(Page and application data records)
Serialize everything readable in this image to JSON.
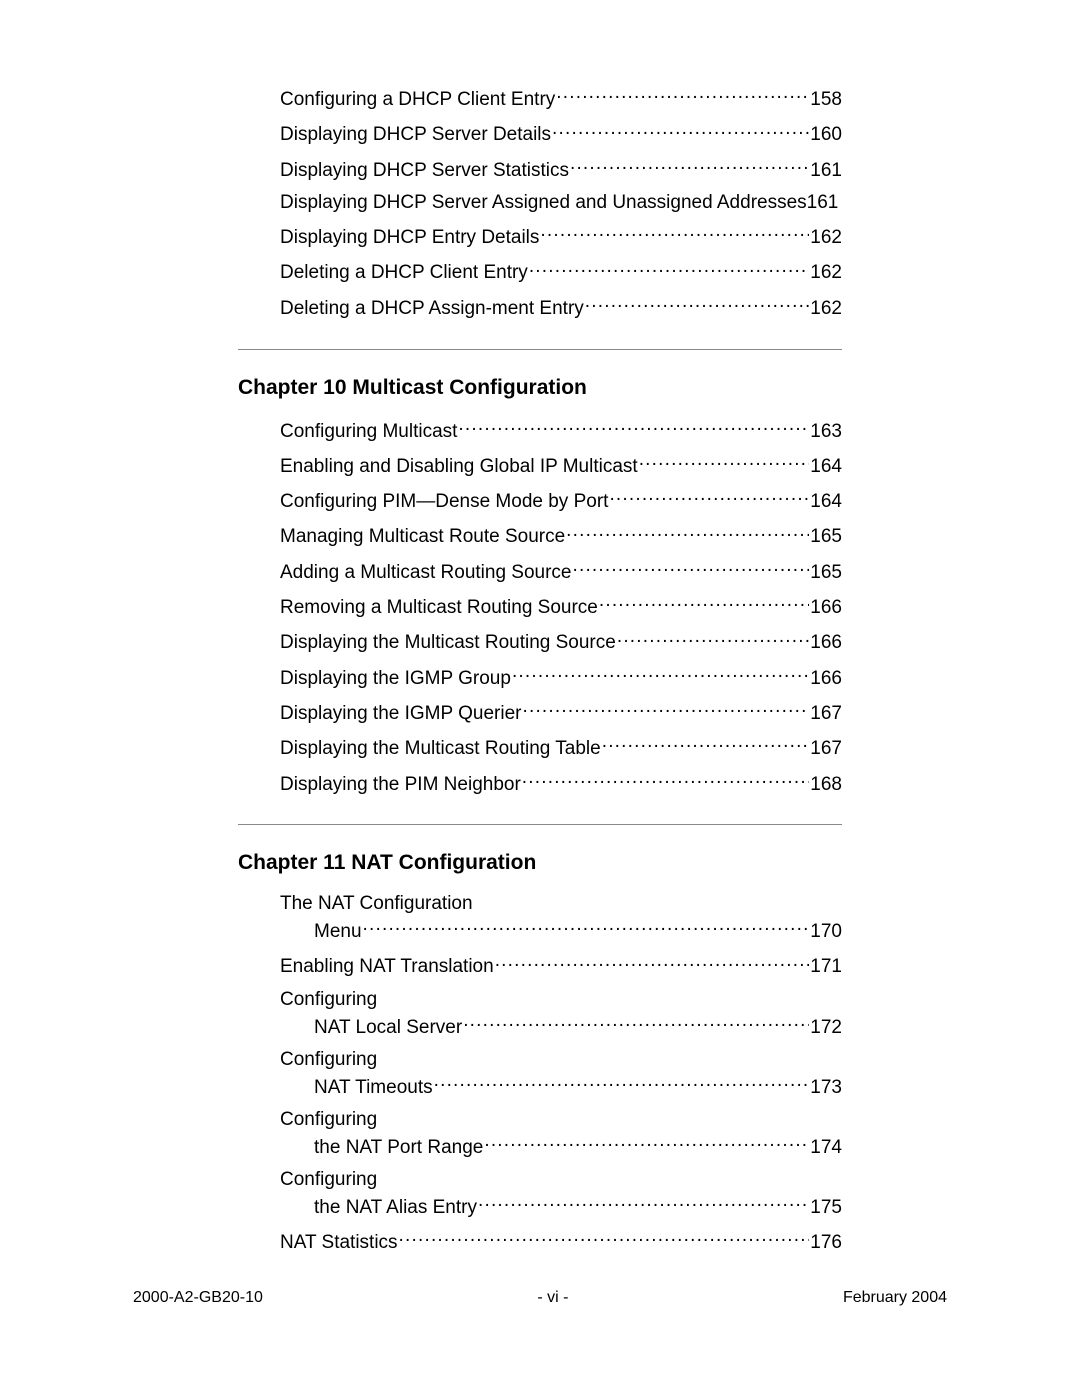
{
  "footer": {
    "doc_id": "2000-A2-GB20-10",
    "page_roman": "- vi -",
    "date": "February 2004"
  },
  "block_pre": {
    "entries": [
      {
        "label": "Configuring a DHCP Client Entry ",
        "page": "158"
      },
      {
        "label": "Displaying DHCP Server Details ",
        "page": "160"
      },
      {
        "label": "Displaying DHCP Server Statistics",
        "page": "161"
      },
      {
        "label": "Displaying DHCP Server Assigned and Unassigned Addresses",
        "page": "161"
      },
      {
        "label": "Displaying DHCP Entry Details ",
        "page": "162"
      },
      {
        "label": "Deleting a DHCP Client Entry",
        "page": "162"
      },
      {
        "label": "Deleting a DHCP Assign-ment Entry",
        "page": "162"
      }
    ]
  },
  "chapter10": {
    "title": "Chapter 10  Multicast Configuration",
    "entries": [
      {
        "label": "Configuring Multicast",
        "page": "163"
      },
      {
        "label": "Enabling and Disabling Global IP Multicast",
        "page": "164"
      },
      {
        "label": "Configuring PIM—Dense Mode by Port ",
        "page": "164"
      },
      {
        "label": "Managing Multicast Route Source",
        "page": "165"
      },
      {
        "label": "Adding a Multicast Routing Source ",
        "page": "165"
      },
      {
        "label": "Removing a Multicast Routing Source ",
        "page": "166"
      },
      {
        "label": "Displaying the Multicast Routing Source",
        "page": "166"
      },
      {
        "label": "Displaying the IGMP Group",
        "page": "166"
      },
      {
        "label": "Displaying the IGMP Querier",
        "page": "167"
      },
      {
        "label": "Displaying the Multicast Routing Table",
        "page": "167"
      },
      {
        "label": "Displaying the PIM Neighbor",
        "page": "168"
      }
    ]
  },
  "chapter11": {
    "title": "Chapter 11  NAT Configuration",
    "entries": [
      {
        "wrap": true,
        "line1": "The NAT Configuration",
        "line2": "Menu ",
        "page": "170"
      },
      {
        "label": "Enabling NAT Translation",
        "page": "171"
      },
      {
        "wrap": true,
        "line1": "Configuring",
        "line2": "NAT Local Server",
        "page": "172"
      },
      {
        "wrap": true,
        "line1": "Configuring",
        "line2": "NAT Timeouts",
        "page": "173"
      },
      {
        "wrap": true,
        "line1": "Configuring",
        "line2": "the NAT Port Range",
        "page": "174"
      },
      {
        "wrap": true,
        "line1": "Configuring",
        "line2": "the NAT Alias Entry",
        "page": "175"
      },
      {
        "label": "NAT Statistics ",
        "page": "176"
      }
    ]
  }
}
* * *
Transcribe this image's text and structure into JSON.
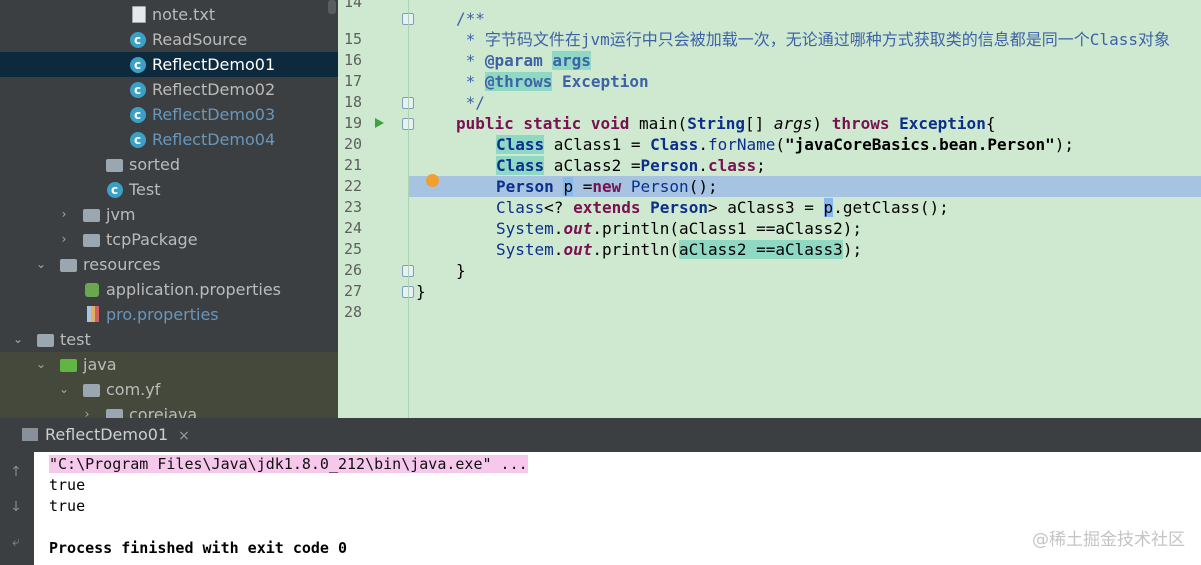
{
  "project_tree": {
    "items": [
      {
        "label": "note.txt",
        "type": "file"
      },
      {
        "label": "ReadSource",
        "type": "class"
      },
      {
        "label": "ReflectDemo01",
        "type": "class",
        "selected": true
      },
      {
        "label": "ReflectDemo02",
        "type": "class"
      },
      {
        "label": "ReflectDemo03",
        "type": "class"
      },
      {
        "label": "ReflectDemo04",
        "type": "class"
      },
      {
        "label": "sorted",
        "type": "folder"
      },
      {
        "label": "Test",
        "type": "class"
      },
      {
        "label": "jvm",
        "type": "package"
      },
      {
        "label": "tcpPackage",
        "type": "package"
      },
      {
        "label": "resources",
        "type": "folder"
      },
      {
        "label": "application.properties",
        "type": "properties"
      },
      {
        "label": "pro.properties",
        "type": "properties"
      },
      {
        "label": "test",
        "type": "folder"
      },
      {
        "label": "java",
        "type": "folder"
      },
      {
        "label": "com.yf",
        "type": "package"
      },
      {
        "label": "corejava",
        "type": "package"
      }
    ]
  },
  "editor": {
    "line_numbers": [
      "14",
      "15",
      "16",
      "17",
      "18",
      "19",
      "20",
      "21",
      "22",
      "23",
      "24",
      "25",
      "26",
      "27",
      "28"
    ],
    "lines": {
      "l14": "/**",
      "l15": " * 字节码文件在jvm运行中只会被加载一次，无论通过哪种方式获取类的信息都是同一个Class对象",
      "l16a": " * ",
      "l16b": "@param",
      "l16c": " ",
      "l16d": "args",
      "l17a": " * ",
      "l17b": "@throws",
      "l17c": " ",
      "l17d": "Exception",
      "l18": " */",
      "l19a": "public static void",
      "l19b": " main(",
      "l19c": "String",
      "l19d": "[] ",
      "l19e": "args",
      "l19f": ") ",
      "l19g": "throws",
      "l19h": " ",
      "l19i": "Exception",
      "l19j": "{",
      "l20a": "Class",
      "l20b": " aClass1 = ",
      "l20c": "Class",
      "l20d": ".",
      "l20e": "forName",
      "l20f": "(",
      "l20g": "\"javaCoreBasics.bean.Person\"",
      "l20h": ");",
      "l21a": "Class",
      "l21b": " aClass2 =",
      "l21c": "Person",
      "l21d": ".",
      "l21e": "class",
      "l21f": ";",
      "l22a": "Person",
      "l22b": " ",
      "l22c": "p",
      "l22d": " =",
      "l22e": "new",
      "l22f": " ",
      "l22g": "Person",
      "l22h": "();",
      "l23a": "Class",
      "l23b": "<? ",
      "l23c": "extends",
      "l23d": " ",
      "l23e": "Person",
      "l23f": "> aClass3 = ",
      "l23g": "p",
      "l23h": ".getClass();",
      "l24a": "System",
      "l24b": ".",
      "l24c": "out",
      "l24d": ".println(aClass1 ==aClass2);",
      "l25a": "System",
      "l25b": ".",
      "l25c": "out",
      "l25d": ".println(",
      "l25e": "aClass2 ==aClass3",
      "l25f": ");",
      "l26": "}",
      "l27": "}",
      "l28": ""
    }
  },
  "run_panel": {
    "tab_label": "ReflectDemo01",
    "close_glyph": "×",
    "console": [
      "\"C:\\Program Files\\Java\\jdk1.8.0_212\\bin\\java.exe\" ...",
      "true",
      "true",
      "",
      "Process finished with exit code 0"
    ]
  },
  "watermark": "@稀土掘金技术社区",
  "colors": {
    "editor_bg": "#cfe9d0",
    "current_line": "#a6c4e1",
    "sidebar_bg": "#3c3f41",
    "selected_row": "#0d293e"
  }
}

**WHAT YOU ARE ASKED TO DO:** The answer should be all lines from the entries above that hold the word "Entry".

**ANSWER BOX:**
        "label": "Configuring a DHCP Client Entry ",
        "label": "Displaying DHCP Entry Details ",
        "label": "Deleting a DHCP Client Entry",
        "label": "Deleting a DHCP Assign-ment Entry",
        "line2": "the NAT Alias Entry",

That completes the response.